Hancock played for Wattles in Toowoomba and played for Queensland in 1978 and 1979 playing against Great Britain in 1979 before Origin in 1980.


Australian Jillaroos forward Steph Hancock with her father, and former Origin hardman Rohan Hancock.
Australian Jillaroos forward Steph Hancock with her father, and former Origin hardman Rohan Hancock.

Hancock would play four interstate games and five Origin games for Queensland and three Test matches including a sacred Kangaroo Tour in 1982 with the Invincible side.

"I made the Toowoomba side then Queensland Country and came up against two Ipswich boys in Rod and Des Morris they were playing for City,'' he said.

"Always knew what was coming when you played Ipswich boys but I didn't mind it.

"I did alright there and then played for Queensland in 1978.

"The training was harder than in Toowoomba, first camp with Queensland I lost 10kg in a week.

"I went to Warwick in 1980 and played. My brother in law was the coach and said come play here.

"I got picked for the Australian side to tour New Zealand in 1980 from Warwick.

"It was massive. My sisters and parents flew to New Zealand to watch me play I played against Auckland and those games but not the two Tests."

Hancock would receive the greatest of phone calls on his way back from New Zealand.

"Chris Close and I were on the tour and we were the only two Queenslanders picked from Queensland for the tour,'' he said.

"Choppy was at the Dolphins and I was at Warwick and we found out we were both in the first Origin side."

The memories of that first night do not take too much prompting to come flooding out of Hancock.

"I was behind Arthur, they called us out one at a time, Arthur Beetson then my name in front of 33.000 people at Lang Park,'' Hancock said.

"The most I had played in front of would have been maybe a couple of 1000 if it was a grand final in Toowoomba or Warwick."

Two years later, a Test appearance did not end well even though Australia won 11-8.

"I didn't make my Test debut until 1982 against New Zealand at Lang Park, I ran my first hit up straight and hard at Kevin Tamati,'' he said.

"Well you know how that ended for me - knocked out."

On the never leaving his beloved Killarney, Hancock had few regrets but largely remains unmoved.

"I came close a few times, on that 1980 tour Peter Moore was the Canterbury boss and tour manager and he was in my ear,'' he said.

"The Bulldogs had lost their two props and he said $10,000 for 10 games. Trip to the States at the end of the year, house to live and car.

"But nuh couldn't do it. I was lazy to be honest too comfortable and I regret that a bit now but it just was not for me living in Sydney.

"There was offers from Brisbane too, Redcliffe and Souths made calls every year.

"My wife was going through some things the other day and came across a letter from the QRL declaring my pay for Origin as $1200."

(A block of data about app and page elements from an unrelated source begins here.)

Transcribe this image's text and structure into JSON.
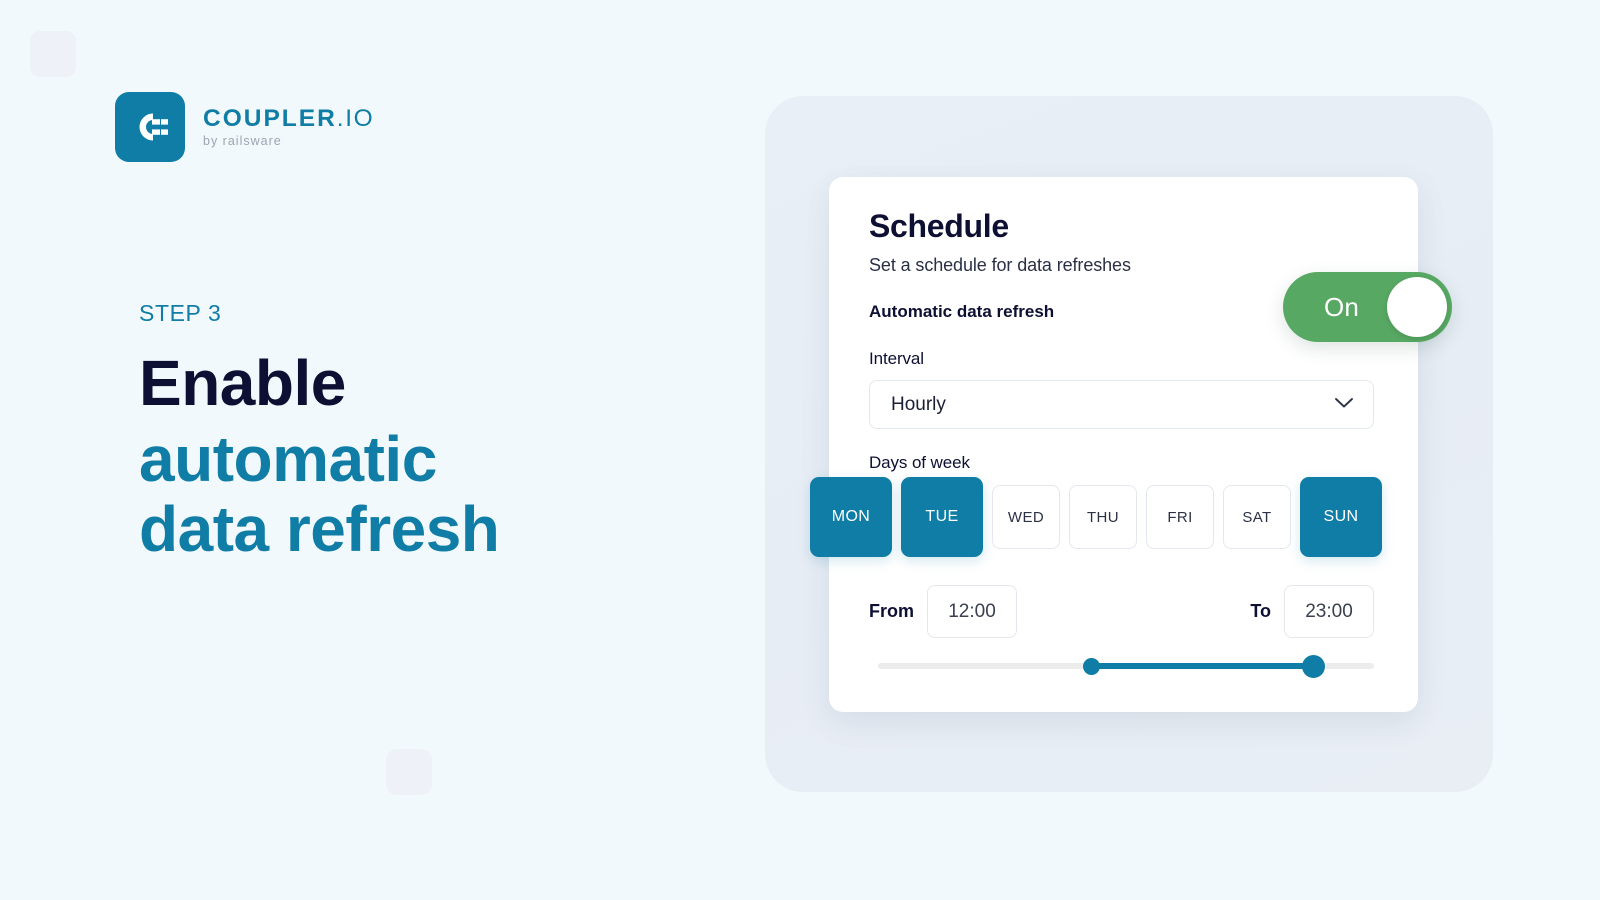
{
  "brand": {
    "wordmark_main": "COUPLER",
    "wordmark_suffix": ".IO",
    "tagline": "by railsware",
    "logo_icon": "coupler-connector-icon",
    "accent_teal": "#0f7da5",
    "accent_green": "#57a862",
    "dark": "#0d1033",
    "page_bg": "#f2f9fc",
    "panel_bg": "#e8eef5"
  },
  "copy": {
    "step_label": "STEP 3",
    "headline_dark": "Enable",
    "headline_teal_line1": "automatic",
    "headline_teal_line2": "data refresh"
  },
  "card": {
    "title": "Schedule",
    "subtitle": "Set a schedule for data refreshes",
    "auto_refresh_label": "Automatic data refresh",
    "toggle": {
      "state_label": "On",
      "enabled": true
    },
    "interval": {
      "label": "Interval",
      "value": "Hourly",
      "chevron_icon": "chevron-down-icon",
      "options": [
        "Hourly"
      ]
    },
    "days": {
      "label": "Days of week",
      "items": [
        {
          "label": "MON",
          "selected": true
        },
        {
          "label": "TUE",
          "selected": true
        },
        {
          "label": "WED",
          "selected": false
        },
        {
          "label": "THU",
          "selected": false
        },
        {
          "label": "FRI",
          "selected": false
        },
        {
          "label": "SAT",
          "selected": false
        },
        {
          "label": "SUN",
          "selected": true
        }
      ]
    },
    "time_range": {
      "from_label": "From",
      "from_value": "12:00",
      "to_label": "To",
      "to_value": "23:00",
      "slider": {
        "min": 0,
        "max": 24,
        "start": 12,
        "end": 23
      }
    }
  }
}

Hancock's life has not changed too much from his playing days.

"I am still at Killarney just not too far from Queen Mary Falls,'' he said. "We are just building a new house, I could never leave."

One concern was on Hancock's mind and it involves his daughter Steph Hancock the veteran of 20 Tests and two NRLW premierships for the Brisbane Broncos with 15 appearances for Queensland.

"At the moment my daughter Steph and I are the only father daughter international pair but I am worried about Wally's young girl Jamie-Lee she goes all alright and I think she may cause us to lose our top spot."

The Ipswich players that earned Hancock admiration was a simple answer.

"Ray Kelly and Larry Brigginshaw, two terrific players from Ipswich,'' he said.

"I would have played with them every week if I could."

Kelly was man of the match for Queensland Country over Newtown in 1979 in the AMCO Cup and earned Hancock's respect.

Asked where his Origin jumper from game one was, he answered: "I gave it to my children."

That probably makes sense. It is at home and never leaving.

Cooper's stat

ROHAN Hancock, FOG number 11, played five Origin games and made 101 tackles. He played 344 minutes and made 57 runs.

Norm Carr, FOG number 14, played three Origin games and made 44 tackles. He played 165 minutes and made seven runs.

Jeremy Schloss, FOG number 101, played three Origin games and made 40 tackles. He played 125 minutes and made 24 runs.